Pull every line of the entries that has the word "from".

>>>>

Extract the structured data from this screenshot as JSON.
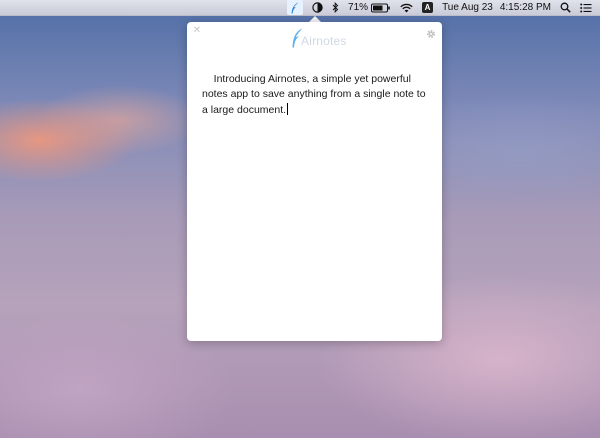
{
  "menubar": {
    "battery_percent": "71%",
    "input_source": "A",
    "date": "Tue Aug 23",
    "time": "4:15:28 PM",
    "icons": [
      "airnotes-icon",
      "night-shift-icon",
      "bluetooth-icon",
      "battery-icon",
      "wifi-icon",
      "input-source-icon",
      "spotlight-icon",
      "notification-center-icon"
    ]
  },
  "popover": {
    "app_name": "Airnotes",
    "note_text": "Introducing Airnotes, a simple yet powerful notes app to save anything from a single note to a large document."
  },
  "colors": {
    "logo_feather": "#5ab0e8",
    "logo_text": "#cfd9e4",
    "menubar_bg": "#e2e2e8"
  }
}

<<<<

* _WRITTEN ANSWER_:
Extract the structured data from this screenshot as JSON.
    "note_text": "Introducing Airnotes, a simple yet powerful notes app to save anything from a single note to a large document."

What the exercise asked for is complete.